The first claim is that part of the Apostles’ Creed that we utter with ease and probably with inattention: “I believe in the communion of saints.” To believe in the communion of saints is to claim their story as my own. Believers and their communities struggled to be faithful in ways that give me courage, that affirm me in my own struggle to be faithful to God who is ever faithful. At the same time, it is not always obvious that God is at work in historical developments. For instance, Marcion was a second century believer, the son of a bishop. He attempted to make sense of the Christian teaching that Jesus Christ is the Son of God. In Marcion’s view, the teachings of the Hebrew scriptures absolutely contradicted the teachings of the Gospel. In order to resolve the contradiction, Marcion declared that there were two gods. The God of the Old Testament was a God of wrath and vengeance, and therefore was not the Father of Jesus Christ. Instead, Marcion claimed, the God of the New Testament was the God of mercy and grace and peace, and only this God was the Father of Jesus Christ. With this claim in mind, Marcion made a list of what for him ought to be the authoritative scriptures for Christians; in effect, he created the first canon of Scripture. Church leaders saw that this development needed correction and worked to develop an authoritative canon which included writings from both the Old and New Testaments. While the leadership indeed condemned Marcion’s views, his effort at trying to make sense of the Christian message offered an opportunity for other Christian leaders to make the necessary corrections. And so I include Marcion, along with many, many others, among the communion of saints.
The second claim is that the church is of God and belongs to God. We are stewards of the mysteries of God, not owners, and certainly not managers of these mysteries. A number of times during the course of study I reflect that God preserves the church, not the flawed church leaders. Imperfect human leaders, always overly certain about how the truth shall unfold, almost always botch the job. The emperor Theodosius, having declared a doctrine to be orthodox that had earlier been declared heretical, went out hunting. For some reason his horse bolted and threw him; Theodosius died from the fall. His sister Pulcheria and her husband, Marcian, ascended the imperial throne, corrected Theodosius’s error, and the Nicene Creed was preserved for us today.

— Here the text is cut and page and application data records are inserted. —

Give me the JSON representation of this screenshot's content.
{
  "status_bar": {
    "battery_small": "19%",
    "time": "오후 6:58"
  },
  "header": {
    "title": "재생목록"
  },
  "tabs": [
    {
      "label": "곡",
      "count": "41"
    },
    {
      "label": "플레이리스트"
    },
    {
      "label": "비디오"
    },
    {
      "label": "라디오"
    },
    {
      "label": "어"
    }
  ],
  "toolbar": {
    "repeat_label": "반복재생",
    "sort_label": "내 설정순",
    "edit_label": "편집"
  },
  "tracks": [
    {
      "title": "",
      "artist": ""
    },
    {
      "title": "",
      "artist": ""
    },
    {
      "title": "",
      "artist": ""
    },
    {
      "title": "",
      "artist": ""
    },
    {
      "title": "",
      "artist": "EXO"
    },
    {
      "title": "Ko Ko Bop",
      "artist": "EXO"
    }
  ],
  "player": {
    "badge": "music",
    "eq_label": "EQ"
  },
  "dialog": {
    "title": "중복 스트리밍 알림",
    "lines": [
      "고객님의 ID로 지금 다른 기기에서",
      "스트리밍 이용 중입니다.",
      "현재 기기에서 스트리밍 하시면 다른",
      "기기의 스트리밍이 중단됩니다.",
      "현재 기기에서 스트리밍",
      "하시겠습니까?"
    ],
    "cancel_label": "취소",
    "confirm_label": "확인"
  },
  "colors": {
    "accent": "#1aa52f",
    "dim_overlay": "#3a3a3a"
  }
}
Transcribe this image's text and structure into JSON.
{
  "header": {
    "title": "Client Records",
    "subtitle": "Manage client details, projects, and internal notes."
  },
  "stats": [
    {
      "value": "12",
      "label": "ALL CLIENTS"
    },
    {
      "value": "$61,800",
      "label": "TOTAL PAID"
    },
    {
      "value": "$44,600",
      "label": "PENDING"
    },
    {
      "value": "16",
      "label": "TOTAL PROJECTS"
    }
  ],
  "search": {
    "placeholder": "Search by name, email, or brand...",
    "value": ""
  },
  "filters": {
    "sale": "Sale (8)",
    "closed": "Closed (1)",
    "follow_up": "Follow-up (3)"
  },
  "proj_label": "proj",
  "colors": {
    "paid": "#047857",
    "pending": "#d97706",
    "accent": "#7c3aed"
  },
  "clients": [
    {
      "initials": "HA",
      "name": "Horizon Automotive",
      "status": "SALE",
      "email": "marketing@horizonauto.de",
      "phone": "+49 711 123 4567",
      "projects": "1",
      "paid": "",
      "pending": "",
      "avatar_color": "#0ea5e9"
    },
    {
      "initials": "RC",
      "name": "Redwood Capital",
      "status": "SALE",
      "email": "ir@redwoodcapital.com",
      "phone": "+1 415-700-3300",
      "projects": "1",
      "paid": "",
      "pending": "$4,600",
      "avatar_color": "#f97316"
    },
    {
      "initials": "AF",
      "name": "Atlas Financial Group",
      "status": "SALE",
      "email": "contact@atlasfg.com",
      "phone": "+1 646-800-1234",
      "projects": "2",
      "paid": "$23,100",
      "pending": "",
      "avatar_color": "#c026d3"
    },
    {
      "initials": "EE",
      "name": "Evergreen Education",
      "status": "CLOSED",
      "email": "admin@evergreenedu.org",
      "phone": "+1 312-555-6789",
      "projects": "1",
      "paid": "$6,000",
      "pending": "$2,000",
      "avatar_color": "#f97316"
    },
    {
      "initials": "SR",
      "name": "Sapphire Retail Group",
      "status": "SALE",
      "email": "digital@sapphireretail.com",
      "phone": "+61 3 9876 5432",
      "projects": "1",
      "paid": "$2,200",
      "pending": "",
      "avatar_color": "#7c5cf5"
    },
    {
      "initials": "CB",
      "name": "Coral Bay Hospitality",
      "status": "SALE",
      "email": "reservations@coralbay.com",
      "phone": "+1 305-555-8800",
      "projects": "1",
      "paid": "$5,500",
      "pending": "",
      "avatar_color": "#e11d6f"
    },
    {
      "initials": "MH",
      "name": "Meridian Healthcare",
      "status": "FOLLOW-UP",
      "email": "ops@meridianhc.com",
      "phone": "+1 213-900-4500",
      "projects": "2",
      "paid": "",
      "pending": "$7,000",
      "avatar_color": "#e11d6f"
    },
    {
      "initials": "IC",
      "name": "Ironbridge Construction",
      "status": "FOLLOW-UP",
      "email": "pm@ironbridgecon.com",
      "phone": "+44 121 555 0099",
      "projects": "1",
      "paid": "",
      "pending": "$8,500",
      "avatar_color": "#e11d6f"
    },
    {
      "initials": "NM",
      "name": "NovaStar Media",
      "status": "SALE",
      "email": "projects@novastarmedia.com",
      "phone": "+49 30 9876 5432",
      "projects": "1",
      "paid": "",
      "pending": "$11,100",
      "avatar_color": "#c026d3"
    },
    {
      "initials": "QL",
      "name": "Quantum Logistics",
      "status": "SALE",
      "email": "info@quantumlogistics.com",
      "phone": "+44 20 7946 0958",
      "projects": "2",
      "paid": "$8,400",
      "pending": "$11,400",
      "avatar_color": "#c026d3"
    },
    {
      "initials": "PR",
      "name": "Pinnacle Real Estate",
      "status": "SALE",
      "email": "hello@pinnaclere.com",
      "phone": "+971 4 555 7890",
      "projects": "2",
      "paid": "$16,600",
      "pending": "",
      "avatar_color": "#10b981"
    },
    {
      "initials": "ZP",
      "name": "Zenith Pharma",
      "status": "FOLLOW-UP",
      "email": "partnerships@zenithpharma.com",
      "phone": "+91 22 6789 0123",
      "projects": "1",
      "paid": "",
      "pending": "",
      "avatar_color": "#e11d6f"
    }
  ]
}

The last claim is that as multiple expressions of Christianity have emerged, I believe that the possibilities for praise of God have grown. Diverse ways of being faithful have increased the polyphony of thanksgiving to God through Jesus Christ in the power of the Holy Spirit. This diversity of praise and thanksgiving is not a denial of the prayer of Jesus that we all be one. Rather the diversity of praise declares that we stand firm in the multiplicity of our traditions as we affirm Christ’s claim on each other. The Waldensians emerged in the late-twelfth century, claiming that Scripture alone was their authority, not the pope and not the emperor. In the sixteenth century Martin Luther and then John Calvin made similar assertions, and included secular rulers in their plans for the reform of the church. Anabaptists around the same time insisted that the church must be purely separate from surrounding society, and that the secular ruler had no authority over their congregations. More than once I have declared that the drive toward uniformity is by definition divisive and violent. Such a drive is divisive because unity is not achieved; what emerges is an ethos of violence where those of differing views must somehow be silenced, usually with death.
Being on the lookout for God is a tough undertaking. Lurking around the stories of our Christian forbears to see where God is at work can move us to the margins of our assumptions and of our understanding. Such spiritual sleuthing forces us to ask difficult questions, and when we least expect it, we find ourselves praising and glorifying our great God who leads us on . . . and on.